Renovations, name change brings a new look and feel to Phoenix Raceway
Wednesday, Dec. 27, 2017
AVONDALE — Big changes are in the works at Phoenix Raceway. On top of its massive renovation, the track unveiled its announcement of a title shift on Sept. 26. The track has signed ISM Connect as its naming rights partner. The transition to becoming ISM Raceway, effective 2018, is the first time in the track’s history that it has sold such rights.
“It feels like we have already been getting more calls since the renovation announcement and then more again from the ISM deal announcement,” said Adam Zubiate, a Phoenix Raceway account executive. “People have tons of questions and just seem really excited about all of it.”
The first portion of the $178 million renovation was completed just in time for November’s Can-Am 500. This marks the first renovation since its opening more than 50 years ago.
The completed portions to date include 33 suites, which provide an open kitchen and bar area, and the “Curve” hospitality suite, where up to 300 tickets are available for individual sale. The Curve sits six stories above the track and provides guests with a panoramic view of the racing and the Valley.
“The whole stadium is going through an incredible transformation,” said track President Bryan Sperber in a September interview. “It’s going to impact our grandstands with new seats and elevators and escalators. What it means for fans is convenience and comfort. The individual seats have cup holders and are wider and just better.”
Renovations will also add a brand new tunnel and midway in the center of the track. Sperber called the fan experience in center field “Disney meets NASCAR” and said he thinks it will give fans a behind-the-scenes look at race day operations in the garages and for the drivers. This will give fans new opportunities to interact with the teams on race day.
Part of September’s renaming announcement was the introduction of ISM’s 360° Connect network, which “will provide the modernized venue with advanced, robust technology and data capabilities.”
This will make it the first motorsports facility with free wifi throughout the venue. Organizers plan to enhance the live experience through digital display screens, innovative social media and a raceway app which will include in-seat ordering.
The renovations and transition of the track to ISM Raceway are intended to provide benefits to fans, drivers and the surrounding community. For drivers, one of the main changes will be garage improvements.
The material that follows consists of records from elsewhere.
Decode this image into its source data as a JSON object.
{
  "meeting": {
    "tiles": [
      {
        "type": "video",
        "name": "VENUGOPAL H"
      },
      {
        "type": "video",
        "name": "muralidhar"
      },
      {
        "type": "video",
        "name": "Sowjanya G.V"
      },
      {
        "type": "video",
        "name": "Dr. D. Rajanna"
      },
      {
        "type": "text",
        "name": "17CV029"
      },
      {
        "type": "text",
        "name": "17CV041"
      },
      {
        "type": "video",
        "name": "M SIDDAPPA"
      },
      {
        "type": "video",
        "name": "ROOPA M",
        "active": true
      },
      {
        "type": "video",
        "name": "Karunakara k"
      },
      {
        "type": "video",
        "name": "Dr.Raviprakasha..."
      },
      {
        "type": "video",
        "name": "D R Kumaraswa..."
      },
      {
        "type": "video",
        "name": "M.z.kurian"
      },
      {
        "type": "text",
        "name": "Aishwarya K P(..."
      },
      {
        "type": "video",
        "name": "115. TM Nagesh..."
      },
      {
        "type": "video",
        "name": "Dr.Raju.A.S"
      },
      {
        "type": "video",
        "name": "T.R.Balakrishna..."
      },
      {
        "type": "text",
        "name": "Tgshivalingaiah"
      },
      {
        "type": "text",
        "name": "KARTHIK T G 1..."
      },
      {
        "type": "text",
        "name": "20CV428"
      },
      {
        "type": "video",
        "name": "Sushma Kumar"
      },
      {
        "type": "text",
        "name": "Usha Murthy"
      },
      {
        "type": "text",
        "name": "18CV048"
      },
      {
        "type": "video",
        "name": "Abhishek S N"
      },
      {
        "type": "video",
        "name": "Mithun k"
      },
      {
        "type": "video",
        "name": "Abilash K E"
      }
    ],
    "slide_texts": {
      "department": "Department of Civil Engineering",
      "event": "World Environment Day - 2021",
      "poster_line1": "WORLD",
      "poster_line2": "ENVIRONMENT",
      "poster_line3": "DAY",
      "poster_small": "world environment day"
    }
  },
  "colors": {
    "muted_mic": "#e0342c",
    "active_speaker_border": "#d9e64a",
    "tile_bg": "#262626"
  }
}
Additionally, the start/finish line moves to the Phoenix Raceway signature turn, the dogleg, which will be a big change for drivers as well as fans. This means drivers will have to make the decision to stay on the track or to dive bomb, which essentially means to cut drivers off and maneuver from the outside lane to the inside and try to cut the corner.
“That’s always been one of the most exciting turns in all of NASCAR and by moving the start/ finish line there we just added a lot of high octane to what’s already a chaotic turn,” Sperber said.
The restart zone will also be located in a turn now. This means drivers will get the green flag in an even more stacked manner than usual and be forced to get heavy on the gas while hitting a turn. This move also brings the restart zone to a shaded portion of the track for fans and closer to the parking lot for added convenience.
These renovations also mean the entire facility is now able to be rented out for sporting events, musical festivals and other live events. Sperber said they have already signed a few events for this coming year and plan on many more. He would not comment on what those would be.
For some longtime Avondale community members, however, these changes are not so easy to digest.
“It will always be Phoenix Raceway to me. Nothing can change that,” said Avondale resident and NASCAR fan Ann Catlin. She said for families like hers, which comes to the track often, this change is not exciting or welcomed.
With the $178 million investment coming from Florida-based parent company International Speedway Corporation — which also owns tracks such as Daytona International Speedway and Talladega Superspeedway — Phoenix Raceway officials are sure there will be an economic benefit to the Valley.
“It’s a huge, huge economic win for our state and Gov. (Doug) Ducey and all of us in Arizona,” Sperber said.
Ducey said at an October press conference the transition to ISM Raceway will mean great things for the Valley. The governor emphasised this is the next era of racing.
Arizona has been a hub for sporting entertainment in the last three years, hosting the Super Bowl, the Pro Bowl, the college football national championship and the NCAA Final Four men’s basketball tournament, which collectively brought in $1.3 billion. Add to this baseball’s spring training, the Waste Management Open golf tournament and others, and Ducey noted the ISM Raceway renovations will significantly add to the Valley’s lucrative sports industry.
“This is an exciting and significant investment for the state of Arizona it will make us the premier destination for these epic sporting events,” Ducey said. He regards it as a point of pride for the state.
Sperber said making the raceway a world-class sporting event will ensure and enhance the economic growth and will give a platform which will attract new events to the state.
The grand reopening of the raceway is expected in November 2018.